God 'will heal Zim cholera'

Harare, Zimbabwe - Members of a popular church sect in Zimbabwe are refusing treatment for the deadly cholera disease, claiming God will heal them, said reports on Friday.

Reports said police had to be called in to confront members of Johanne Marange Apostolic sect in the eastern Buhera district, after an outbreak of cholera.

The disease, which spreads easily during the rainy season, had already killed at least 14 people in Zimbabwe.

Three of the victims were from Harare, where the authorities had closed down a popular fruit and vegetable market in a desperate bid to stop the spread of the disease.

Zimbabwe's deputy health minister said the government would deal "ruthlessly" with anyone trying to frustrate its efforts to control the disease.

Conventional forms of medicine

Edwin Muguti said: "Those who resist medical attention, especially during this time of an outbreak of a life-threatening disease, should face the full wrath of the law."

Apostolics, who were well known for their distinctive all-white clothing and their practice of gathering in the open to conduct their rites, were opposed to conventional forms of medicine.

Cholera broke out at Murambinda, a small settlement in Buhera at the end of the year. Health officials had been running cholera awareness campaigns in the area, but met resistance from the sect members.

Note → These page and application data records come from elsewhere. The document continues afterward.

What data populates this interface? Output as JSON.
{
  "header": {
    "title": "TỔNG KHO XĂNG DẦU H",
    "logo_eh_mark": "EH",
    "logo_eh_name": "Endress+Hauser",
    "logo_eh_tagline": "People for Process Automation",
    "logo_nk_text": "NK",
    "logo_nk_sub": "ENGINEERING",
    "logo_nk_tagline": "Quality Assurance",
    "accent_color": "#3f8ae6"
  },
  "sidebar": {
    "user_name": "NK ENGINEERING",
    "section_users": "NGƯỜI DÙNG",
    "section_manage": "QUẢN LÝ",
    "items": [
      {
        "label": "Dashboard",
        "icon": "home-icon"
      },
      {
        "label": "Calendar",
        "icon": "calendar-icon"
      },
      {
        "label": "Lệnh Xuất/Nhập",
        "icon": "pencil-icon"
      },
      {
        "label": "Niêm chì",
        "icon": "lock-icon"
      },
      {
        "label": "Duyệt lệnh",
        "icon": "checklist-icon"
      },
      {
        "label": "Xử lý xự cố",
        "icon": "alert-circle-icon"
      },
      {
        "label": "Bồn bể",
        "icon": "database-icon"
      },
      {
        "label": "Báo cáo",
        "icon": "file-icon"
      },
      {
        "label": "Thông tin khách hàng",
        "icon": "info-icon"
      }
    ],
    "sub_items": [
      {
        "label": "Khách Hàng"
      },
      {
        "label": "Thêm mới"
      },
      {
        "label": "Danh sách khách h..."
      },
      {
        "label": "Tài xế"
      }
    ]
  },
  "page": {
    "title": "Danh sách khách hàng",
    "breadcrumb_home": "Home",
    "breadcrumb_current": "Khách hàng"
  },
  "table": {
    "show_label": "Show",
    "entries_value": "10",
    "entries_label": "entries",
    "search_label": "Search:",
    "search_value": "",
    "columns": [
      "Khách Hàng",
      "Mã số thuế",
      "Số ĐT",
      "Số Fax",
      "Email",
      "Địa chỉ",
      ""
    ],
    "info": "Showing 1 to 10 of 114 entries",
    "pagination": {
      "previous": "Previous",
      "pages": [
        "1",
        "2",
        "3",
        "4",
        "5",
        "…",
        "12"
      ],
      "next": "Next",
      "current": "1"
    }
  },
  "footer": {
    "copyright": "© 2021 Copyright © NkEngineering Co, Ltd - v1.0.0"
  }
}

The reports said: "They (the officials) successfully penetrated various sections of the community until recently when they met a lot of resistance from members of the Johanne Marange church."

The Apostolic church was estimated to have about three million followers in Zimbabwe - about one quarter of the population - but they were split into many different sects.